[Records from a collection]
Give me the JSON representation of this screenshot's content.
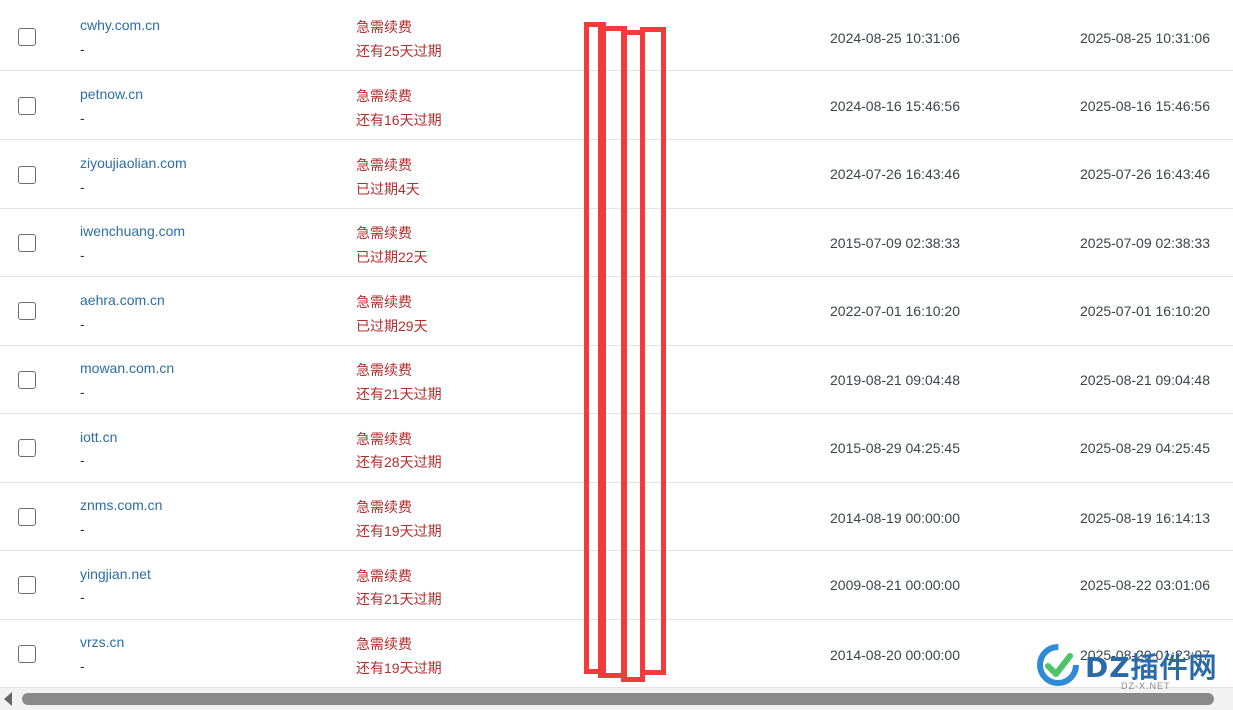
{
  "rows": [
    {
      "domain": "cwhy.com.cn",
      "note": "-",
      "status": "急需续费",
      "expiry_note": "还有25天过期",
      "registered": "2024-08-25 10:31:06",
      "expires": "2025-08-25 10:31:06"
    },
    {
      "domain": "petnow.cn",
      "note": "-",
      "status": "急需续费",
      "expiry_note": "还有16天过期",
      "registered": "2024-08-16 15:46:56",
      "expires": "2025-08-16 15:46:56"
    },
    {
      "domain": "ziyoujiaolian.com",
      "note": "-",
      "status": "急需续费",
      "expiry_note": "已过期4天",
      "registered": "2024-07-26 16:43:46",
      "expires": "2025-07-26 16:43:46"
    },
    {
      "domain": "iwenchuang.com",
      "note": "-",
      "status": "急需续费",
      "expiry_note": "已过期22天",
      "registered": "2015-07-09 02:38:33",
      "expires": "2025-07-09 02:38:33"
    },
    {
      "domain": "aehra.com.cn",
      "note": "-",
      "status": "急需续费",
      "expiry_note": "已过期29天",
      "registered": "2022-07-01 16:10:20",
      "expires": "2025-07-01 16:10:20"
    },
    {
      "domain": "mowan.com.cn",
      "note": "-",
      "status": "急需续费",
      "expiry_note": "还有21天过期",
      "registered": "2019-08-21 09:04:48",
      "expires": "2025-08-21 09:04:48"
    },
    {
      "domain": "iott.cn",
      "note": "-",
      "status": "急需续费",
      "expiry_note": "还有28天过期",
      "registered": "2015-08-29 04:25:45",
      "expires": "2025-08-29 04:25:45"
    },
    {
      "domain": "znms.com.cn",
      "note": "-",
      "status": "急需续费",
      "expiry_note": "还有19天过期",
      "registered": "2014-08-19 00:00:00",
      "expires": "2025-08-19 16:14:13"
    },
    {
      "domain": "yingjian.net",
      "note": "-",
      "status": "急需续费",
      "expiry_note": "还有21天过期",
      "registered": "2009-08-21 00:00:00",
      "expires": "2025-08-22 03:01:06"
    },
    {
      "domain": "vrzs.cn",
      "note": "-",
      "status": "急需续费",
      "expiry_note": "还有19天过期",
      "registered": "2014-08-20 00:00:00",
      "expires": "2025-08-20 01:23:07"
    }
  ],
  "watermark": {
    "brand": "DZ插件网",
    "sub": "DZ-X.NET"
  },
  "colors": {
    "link": "#2a6ea6",
    "status": "#b32d2e",
    "redaction": "#f23b3b"
  }
}
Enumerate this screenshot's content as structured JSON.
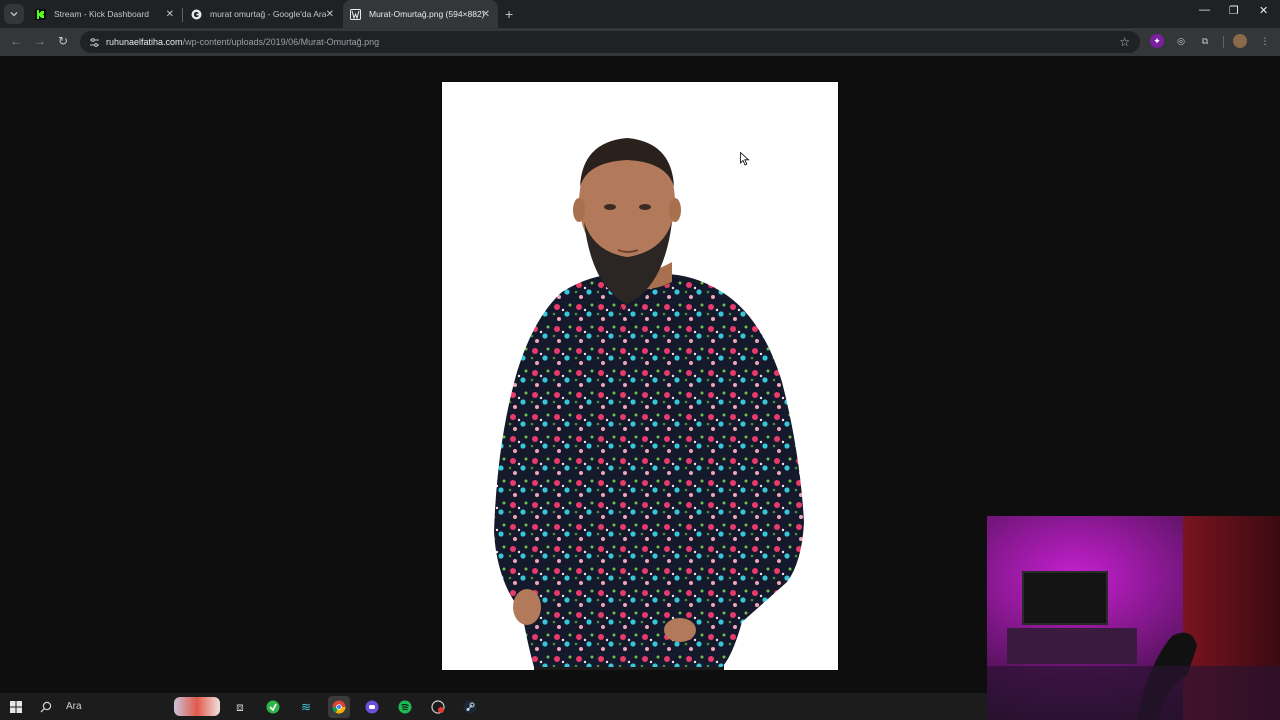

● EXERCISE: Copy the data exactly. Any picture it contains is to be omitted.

● ANSWER BELOW:
Give me the JSON representation of this screenshot's content.
{
  "rows": [
    {
      "domain": "cwhy.com.cn",
      "note": "-",
      "status": "急需续费",
      "expiry_note": "还有25天过期",
      "registered": "2024-08-25 10:31:06",
      "expires": "2025-08-25 10:31:06"
    },
    {
      "domain": "petnow.cn",
      "note": "-",
      "status": "急需续费",
      "expiry_note": "还有16天过期",
      "registered": "2024-08-16 15:46:56",
      "expires": "2025-08-16 15:46:56"
    },
    {
      "domain": "ziyoujiaolian.com",
      "note": "-",
      "status": "急需续费",
      "expiry_note": "已过期4天",
      "registered": "2024-07-26 16:43:46",
      "expires": "2025-07-26 16:43:46"
    },
    {
      "domain": "iwenchuang.com",
      "note": "-",
      "status": "急需续费",
      "expiry_note": "已过期22天",
      "registered": "2015-07-09 02:38:33",
      "expires": "2025-07-09 02:38:33"
    },
    {
      "domain": "aehra.com.cn",
      "note": "-",
      "status": "急需续费",
      "expiry_note": "已过期29天",
      "registered": "2022-07-01 16:10:20",
      "expires": "2025-07-01 16:10:20"
    },
    {
      "domain": "mowan.com.cn",
      "note": "-",
      "status": "急需续费",
      "expiry_note": "还有21天过期",
      "registered": "2019-08-21 09:04:48",
      "expires": "2025-08-21 09:04:48"
    },
    {
      "domain": "iott.cn",
      "note": "-",
      "status": "急需续费",
      "expiry_note": "还有28天过期",
      "registered": "2015-08-29 04:25:45",
      "expires": "2025-08-29 04:25:45"
    },
    {
      "domain": "znms.com.cn",
      "note": "-",
      "status": "急需续费",
      "expiry_note": "还有19天过期",
      "registered": "2014-08-19 00:00:00",
      "expires": "2025-08-19 16:14:13"
    },
    {
      "domain": "yingjian.net",
      "note": "-",
      "status": "急需续费",
      "expiry_note": "还有21天过期",
      "registered": "2009-08-21 00:00:00",
      "expires": "2025-08-22 03:01:06"
    },
    {
      "domain": "vrzs.cn",
      "note": "-",
      "status": "急需续费",
      "expiry_note": "还有19天过期",
      "registered": "2014-08-20 00:00:00",
      "expires": "2025-08-20 01:23:07"
    }
  ],
  "watermark": {
    "brand": "DZ插件网",
    "sub": "DZ-X.NET"
  },
  "colors": {
    "link": "#2a6ea6",
    "status": "#b32d2e",
    "redaction": "#f23b3b"
  }
}
Enumerate this screenshot's content as structured JSON.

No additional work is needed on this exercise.